- **Directions for this task**:
Tally the lines below containing "icon" and report only the total.

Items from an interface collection
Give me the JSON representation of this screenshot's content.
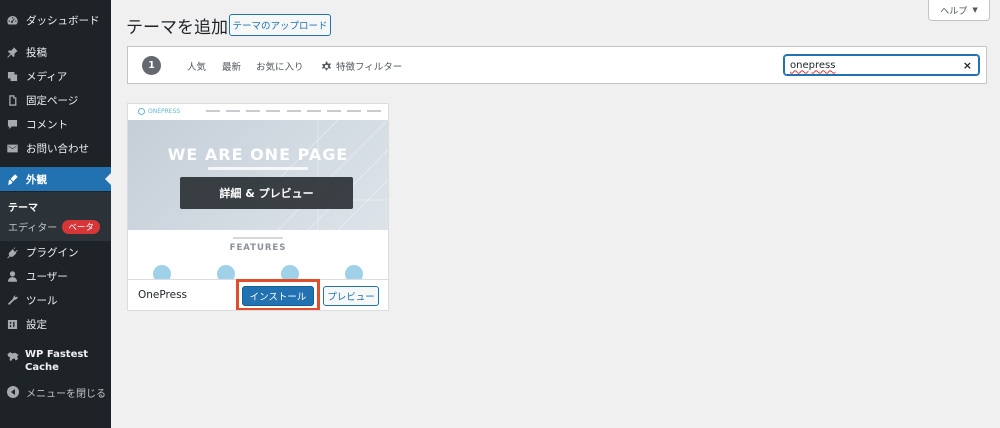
{
  "sidebar": {
    "items": [
      {
        "label": "ダッシュボード",
        "icon": "dashboard-icon"
      },
      {
        "label": "投稿",
        "icon": "pin-icon"
      },
      {
        "label": "メディア",
        "icon": "media-icon"
      },
      {
        "label": "固定ページ",
        "icon": "page-icon"
      },
      {
        "label": "コメント",
        "icon": "comment-icon"
      },
      {
        "label": "お問い合わせ",
        "icon": "mail-icon"
      },
      {
        "label": "外観",
        "icon": "brush-icon"
      },
      {
        "label": "プラグイン",
        "icon": "plugin-icon"
      },
      {
        "label": "ユーザー",
        "icon": "user-icon"
      },
      {
        "label": "ツール",
        "icon": "wrench-icon"
      },
      {
        "label": "設定",
        "icon": "settings-icon"
      }
    ],
    "submenu": {
      "themes": "テーマ",
      "editor": "エディター",
      "beta": "ベータ"
    },
    "wpfc_line1": "WP Fastest",
    "wpfc_line2": "Cache",
    "collapse": "メニューを閉じる"
  },
  "header": {
    "title": "テーマを追加",
    "upload_label": "テーマのアップロード",
    "help_label": "ヘルプ",
    "help_caret": "▼"
  },
  "filter": {
    "count": "1",
    "tabs": [
      "人気",
      "最新",
      "お気に入り"
    ],
    "feature_filter": "特徴フィルター",
    "search_value": "onepress",
    "clear": "×"
  },
  "theme_card": {
    "screenshot": {
      "logo": "ONEPRESS",
      "hero_title": "WE ARE ONE PAGE",
      "features_title": "FEATURES"
    },
    "overlay_label": "詳細 & プレビュー",
    "name": "OnePress",
    "install_label": "インストール",
    "preview_label": "プレビュー"
  },
  "colors": {
    "sidebar_bg": "#1d2327",
    "accent": "#2271b1",
    "highlight": "#e04e2b",
    "beta_badge": "#d63638"
  }
}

- **Problem solution**:
11